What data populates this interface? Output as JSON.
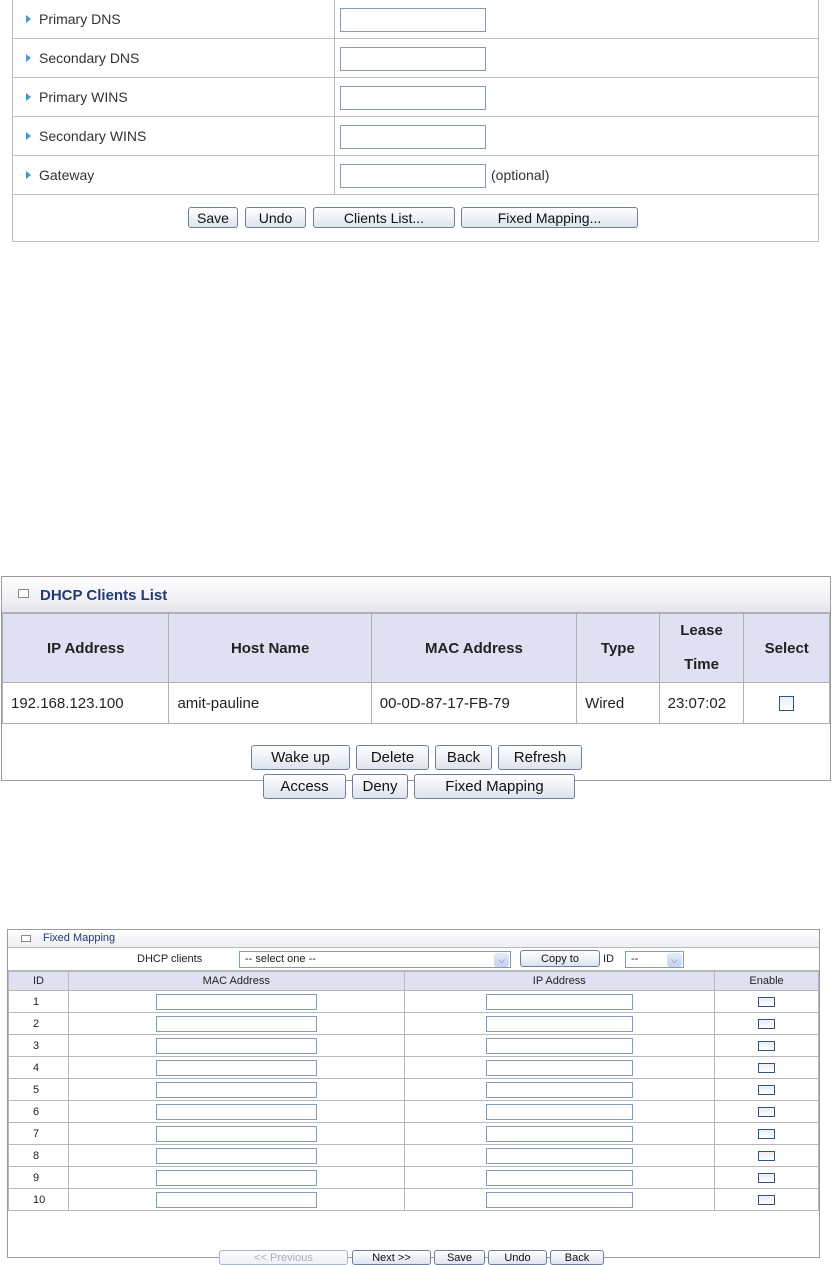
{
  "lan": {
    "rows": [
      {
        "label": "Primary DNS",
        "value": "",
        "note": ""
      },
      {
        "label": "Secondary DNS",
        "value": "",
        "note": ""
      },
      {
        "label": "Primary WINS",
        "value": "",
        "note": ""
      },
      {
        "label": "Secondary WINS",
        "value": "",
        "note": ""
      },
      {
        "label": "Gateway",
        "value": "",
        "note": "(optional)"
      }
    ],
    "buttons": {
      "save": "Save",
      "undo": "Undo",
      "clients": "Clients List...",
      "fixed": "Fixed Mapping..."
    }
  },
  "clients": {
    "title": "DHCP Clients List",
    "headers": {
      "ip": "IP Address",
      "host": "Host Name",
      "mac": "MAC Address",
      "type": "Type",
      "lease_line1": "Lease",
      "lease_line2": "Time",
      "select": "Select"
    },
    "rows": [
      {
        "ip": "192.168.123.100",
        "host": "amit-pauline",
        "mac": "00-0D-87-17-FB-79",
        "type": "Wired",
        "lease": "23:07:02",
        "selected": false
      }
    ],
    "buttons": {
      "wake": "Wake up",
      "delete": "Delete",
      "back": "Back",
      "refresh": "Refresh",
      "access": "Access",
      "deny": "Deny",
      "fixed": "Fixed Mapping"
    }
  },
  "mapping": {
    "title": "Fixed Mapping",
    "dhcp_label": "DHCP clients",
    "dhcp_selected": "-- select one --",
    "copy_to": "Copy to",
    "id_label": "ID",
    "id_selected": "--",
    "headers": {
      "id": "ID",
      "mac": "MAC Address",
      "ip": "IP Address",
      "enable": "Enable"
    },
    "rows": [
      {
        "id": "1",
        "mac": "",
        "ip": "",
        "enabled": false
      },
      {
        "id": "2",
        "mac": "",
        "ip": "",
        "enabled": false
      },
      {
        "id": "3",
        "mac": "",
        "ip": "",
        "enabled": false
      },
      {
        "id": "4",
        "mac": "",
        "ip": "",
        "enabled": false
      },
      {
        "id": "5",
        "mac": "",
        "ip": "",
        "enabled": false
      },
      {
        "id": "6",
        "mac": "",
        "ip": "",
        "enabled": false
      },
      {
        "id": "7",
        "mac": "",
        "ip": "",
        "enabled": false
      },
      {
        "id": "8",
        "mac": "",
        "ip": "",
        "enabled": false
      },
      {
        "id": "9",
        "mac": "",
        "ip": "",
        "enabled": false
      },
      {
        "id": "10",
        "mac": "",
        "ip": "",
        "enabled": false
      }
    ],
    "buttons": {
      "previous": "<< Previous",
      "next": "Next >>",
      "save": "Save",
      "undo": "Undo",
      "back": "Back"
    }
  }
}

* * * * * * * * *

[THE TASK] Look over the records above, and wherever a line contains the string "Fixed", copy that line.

[EXERCISE RESPONSE]
      "fixed": "Fixed Mapping..."
      "fixed": "Fixed Mapping"
    "title": "Fixed Mapping",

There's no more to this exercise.